This is where the exercise Jill Miller has created called “Sitting Seza” can help in addition to the Dandasana Inversion/Eversion routine posted above. Sitting Seza will promote articulation at the metatarsophalangeal joints as well as the interphalangeal joints. One of my favorite ways to exercise my feet is to going walking in the sand at the beach as well as rolling out the plantar fascia with YTU balls or Melt Method Balls. Our current U.S. population should be so grateful for these tools and techniques to keep our bodies in motion!
“Can you lift your big toe? Quote was the first question the palliative care doctor asked my mother. Be able to lift the big toe is one of the biggest concern for fall prevention. It’s great to have a couple tools like Toe Separation to help people out with this one waning strength.
WOW! What an amazing reminder or how our “little” muscles play a HUGE role in the body. I would have never thought that by not pushing off one toe the right way could effect the health of the knee joint. We did this exercise today in the level 1 tune up training and I was SHOCKED by how hard it is…needless to say it is something I will need to incorporate into my weekly routine!
We did this exercise in level 1 YTU class and it isn’t easy! I think my toes have been away from my brain too long! When we were baby’s, they were in our mouth. This is an invaluable practise for me as I had had broken toes and a broken ankle. Rolling the feet and soleus muscles help to bring movement into the toes and feet.
The knock on effect of simply having a ‘lazy’ big toe and inactive extensor hallucis longus – its impact on poor gait, external rotation of the hip, collapse of the spine and ANS. Nice reminder of the interconnection.
The extensor hallucis longus is an important muscle for going and climbing stairs. But for good placement and alignment are the peroneus longus and the tibilais posterior more important. They place the big toe knockle on the floor and building the ” impulse centrum” for going. To prevent malposition like ” Hallux valgus”.
This is one of my favorite articles!! Such a small muscle, controlling a small limb/joint, BUT can change everything up the chain! Your Armageddon analogy is perfect and fits many things that go wrong in our body. Pay attention to the small things folks!!
Chad, great, articulate blog. There is not nearly enough appreciation for the work for our big toes. As I start to notice more people’s feet, the big toe’s range seems to disappear with age for too many folks. Thankfully, there is hope with a little commitment on their part. And we know their balance with be grateful!!
Excellent information. We definitely don’t pay near enough attention to our feet! Probably because they don’t change much over time, especially size-wise. Yet, they are at the root of many problems. When you stop and think about how much we put them through and how little time we actually spend working on them, it all makes sense.
OMG this was fun and enlightening. i have students who when sitting in Vajrasana with flexed feet, their toes don’t bend. ah ha I now want to ask them to walk and observe what happens & how they do!

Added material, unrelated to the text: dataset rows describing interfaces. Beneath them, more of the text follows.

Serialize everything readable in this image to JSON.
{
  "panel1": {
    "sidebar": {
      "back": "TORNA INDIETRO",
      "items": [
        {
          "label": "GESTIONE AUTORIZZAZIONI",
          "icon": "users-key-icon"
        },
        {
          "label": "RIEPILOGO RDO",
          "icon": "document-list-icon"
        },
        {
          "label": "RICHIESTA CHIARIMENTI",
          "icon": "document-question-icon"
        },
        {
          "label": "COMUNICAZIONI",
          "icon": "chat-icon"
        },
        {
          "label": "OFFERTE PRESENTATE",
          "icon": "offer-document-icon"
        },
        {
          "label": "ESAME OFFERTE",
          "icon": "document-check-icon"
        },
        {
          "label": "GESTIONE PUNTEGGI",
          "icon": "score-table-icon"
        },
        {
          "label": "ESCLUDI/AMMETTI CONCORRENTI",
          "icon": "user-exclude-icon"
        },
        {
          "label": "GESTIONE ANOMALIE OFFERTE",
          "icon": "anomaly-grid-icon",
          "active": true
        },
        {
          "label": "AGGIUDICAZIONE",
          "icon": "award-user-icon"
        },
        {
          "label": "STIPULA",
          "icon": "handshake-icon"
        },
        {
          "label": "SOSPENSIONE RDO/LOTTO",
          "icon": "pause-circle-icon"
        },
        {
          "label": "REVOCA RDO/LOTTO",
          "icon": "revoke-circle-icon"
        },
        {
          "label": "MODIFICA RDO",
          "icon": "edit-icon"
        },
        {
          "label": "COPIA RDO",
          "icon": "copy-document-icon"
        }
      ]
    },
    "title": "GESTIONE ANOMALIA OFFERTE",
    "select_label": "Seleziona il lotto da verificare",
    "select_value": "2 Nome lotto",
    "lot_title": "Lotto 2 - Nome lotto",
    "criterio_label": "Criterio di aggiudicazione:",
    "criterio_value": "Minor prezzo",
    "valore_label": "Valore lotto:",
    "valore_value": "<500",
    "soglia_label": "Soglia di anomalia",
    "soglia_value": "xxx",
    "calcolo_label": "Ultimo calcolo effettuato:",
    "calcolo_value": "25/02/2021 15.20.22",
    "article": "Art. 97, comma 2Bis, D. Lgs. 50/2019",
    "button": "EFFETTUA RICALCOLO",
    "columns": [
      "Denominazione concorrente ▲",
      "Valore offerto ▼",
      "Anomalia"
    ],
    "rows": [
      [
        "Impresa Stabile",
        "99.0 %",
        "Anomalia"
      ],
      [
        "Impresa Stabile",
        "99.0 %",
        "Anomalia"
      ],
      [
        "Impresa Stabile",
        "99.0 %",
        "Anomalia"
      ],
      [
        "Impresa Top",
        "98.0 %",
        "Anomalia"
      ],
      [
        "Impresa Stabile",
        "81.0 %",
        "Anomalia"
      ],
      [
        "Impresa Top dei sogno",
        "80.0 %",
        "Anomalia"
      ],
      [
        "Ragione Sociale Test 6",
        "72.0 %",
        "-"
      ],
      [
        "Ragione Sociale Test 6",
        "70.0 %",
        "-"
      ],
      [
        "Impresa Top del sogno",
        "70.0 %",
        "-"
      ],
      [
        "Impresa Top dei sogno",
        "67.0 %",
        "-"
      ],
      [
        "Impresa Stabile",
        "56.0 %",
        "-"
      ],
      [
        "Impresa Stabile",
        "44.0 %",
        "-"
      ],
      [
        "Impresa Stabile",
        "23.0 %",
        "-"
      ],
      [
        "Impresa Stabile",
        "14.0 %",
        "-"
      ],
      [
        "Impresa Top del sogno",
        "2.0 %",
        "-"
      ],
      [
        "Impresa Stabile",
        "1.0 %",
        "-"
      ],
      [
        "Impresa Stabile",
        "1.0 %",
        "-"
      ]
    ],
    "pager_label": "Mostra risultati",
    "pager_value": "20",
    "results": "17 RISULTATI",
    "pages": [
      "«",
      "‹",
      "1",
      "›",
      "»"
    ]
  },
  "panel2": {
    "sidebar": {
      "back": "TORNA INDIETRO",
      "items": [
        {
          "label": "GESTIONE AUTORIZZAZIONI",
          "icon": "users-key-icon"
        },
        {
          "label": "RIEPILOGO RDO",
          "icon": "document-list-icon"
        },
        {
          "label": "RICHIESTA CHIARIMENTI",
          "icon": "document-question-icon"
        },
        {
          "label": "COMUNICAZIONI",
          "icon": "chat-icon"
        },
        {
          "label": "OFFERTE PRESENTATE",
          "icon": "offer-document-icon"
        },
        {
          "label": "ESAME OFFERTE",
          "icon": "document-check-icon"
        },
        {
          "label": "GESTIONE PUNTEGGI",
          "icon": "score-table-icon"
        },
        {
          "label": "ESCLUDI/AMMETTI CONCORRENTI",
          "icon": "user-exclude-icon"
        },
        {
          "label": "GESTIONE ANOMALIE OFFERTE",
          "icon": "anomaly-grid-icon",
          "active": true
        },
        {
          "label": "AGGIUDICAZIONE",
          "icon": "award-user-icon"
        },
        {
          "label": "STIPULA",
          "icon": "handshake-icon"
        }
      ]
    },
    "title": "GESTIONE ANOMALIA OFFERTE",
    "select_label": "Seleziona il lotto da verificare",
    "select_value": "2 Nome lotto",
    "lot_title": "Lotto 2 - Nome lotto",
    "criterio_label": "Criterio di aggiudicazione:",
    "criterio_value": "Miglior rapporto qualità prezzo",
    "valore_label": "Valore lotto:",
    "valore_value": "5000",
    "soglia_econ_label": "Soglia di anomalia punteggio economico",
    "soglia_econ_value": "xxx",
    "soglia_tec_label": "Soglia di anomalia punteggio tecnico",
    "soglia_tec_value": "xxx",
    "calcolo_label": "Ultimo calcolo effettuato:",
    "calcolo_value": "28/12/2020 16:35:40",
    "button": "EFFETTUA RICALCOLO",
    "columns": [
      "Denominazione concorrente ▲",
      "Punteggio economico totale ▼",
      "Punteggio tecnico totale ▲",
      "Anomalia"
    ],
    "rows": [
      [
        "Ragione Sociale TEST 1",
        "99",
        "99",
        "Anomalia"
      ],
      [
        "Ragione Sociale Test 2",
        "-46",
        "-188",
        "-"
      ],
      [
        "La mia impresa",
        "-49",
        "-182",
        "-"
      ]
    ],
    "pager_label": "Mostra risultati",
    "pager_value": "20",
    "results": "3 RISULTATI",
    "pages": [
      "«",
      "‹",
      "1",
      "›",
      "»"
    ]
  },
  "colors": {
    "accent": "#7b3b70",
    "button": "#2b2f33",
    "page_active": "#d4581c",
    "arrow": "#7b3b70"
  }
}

Wonderful article, it’s amazing how the big toe can affect the sacroiliac joint!
Thanks be to Chad! This was so much fun to read. Both my big toes and I are grateful for the “pick-me-up”
I don’t see the toe separation video; pls send link, thanks
Great article! I loved all of the visualizations!